I’ve had this type of ice cream twice before in my life, once at a night market in Vancouver and once in Thailand. Inspired by the traditional street foods of Thailand, Major and his partner introduced rolled ice cream to Providence through the opening of Mike’s Ice Truck on July 1, 2016. While their business is fairly westernized, with its social media references and active online marketing, their ice cream is pretty authentic. Standing a few feet from the kitchen area, I watch the now-familiar process. First, they put all the ingredients onto the cold plate and use flat, metal spatulas to chop it all up. The instruments make short, sharp clangs as they are scraped and stabbed repeatedly against the plate reverberate. Clang! Kchhh, kchhh, clang. Klik klik, klik, klik, clang! The mixture of cream, milk, and sugar blends together and simultaneously freezes on the chilled metal slab, resulting in a light-colored, thick-textured blob. The blades slowly smoothe the ice cream into thin layers, pushing down and outward from the middle of the plate, over and over in an almost-hypnotic motion. The ice cream, sufficiently flattened, begins to spiral up and inward, above the spatulas, off the icy surface of the frozen block. Finally, the addition of a bright red cherry, black Oreo cookie, and brown wooden spoon makes for a perfect Instagram picture.
“We just started researching online to learn how to make the rolls. One of our team members, Zuliana Bedel, who is very passionate about cuisine, developed our recipes and flavors. We YouTubed the process, watched videos, and practiced, practiced, practiced…” With each “practiced,” Major hits the back of one hand against the palm of the other.
“We’re gonna open up a real shop in downtown Providence soon, in the next six months. It’s the next step. We’re gonna build our franchise and take the region, then the nation, then the globe, by storm.” Passion pours from his words. “We’re looking to be the next Ben & Jerry’s. The next Cold Stone Creamery.”

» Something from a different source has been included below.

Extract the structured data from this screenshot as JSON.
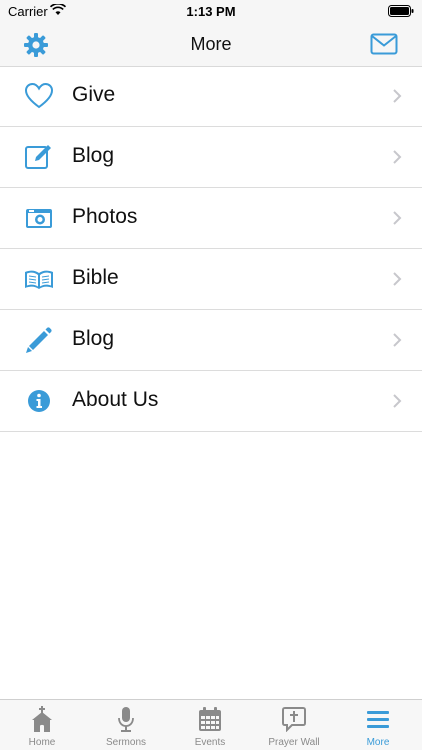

“I’m actually writing a book.” Major lingers in the doorway of the truck, as if unsure of whether he wants to come outside. After I give him an encouraging look and warm half-smile, he steps forward to join me on the sidewalk and continues to speak. He tells me about how he started learning “sales skills, customer service, and business savvy” at the young age of 11 while working at his father’s food truck. Though he is following in his father’s footsteps, he still feels like his story is unique. His whole business is focused on being different. Now he wants to teach millennials the new business skills necessary for entrepreneurship, such as taking advantage of social media. “The book’s gonna be called How to Date a Girl from Work,” he says with a chuckle. “It’ll come out sometime next year.” I would love to unpack the title and learn more about the book, but Major chose not to elaborate.
As I wait for my order, Major tells me that he dreams to move to Thailand one day. His eyes light up, and his voice thickens with determination. “I’m definitely gonna be spending some time there. I’ll eat, train, and maybe even fight some Muay Thai fights.”
As I walk back to my room, I follow both the business’s account and Major’s personal account on Instagram, as Major suggested several times throughout our conversation. I glance at my cup and see my order and my name, which Major carefully wrote in dark blue Sharpie 20 minutes ago.
“#mikesice” (the Thai-iced-tea flavor)
“C” (for cherry)
“@anita” (to me: the ice cream, his message.)
*This article was written in October of 2016. Mike’s Ice has yet to open a brick-and-mortar in Providence, but the truck will return to campus come springtime!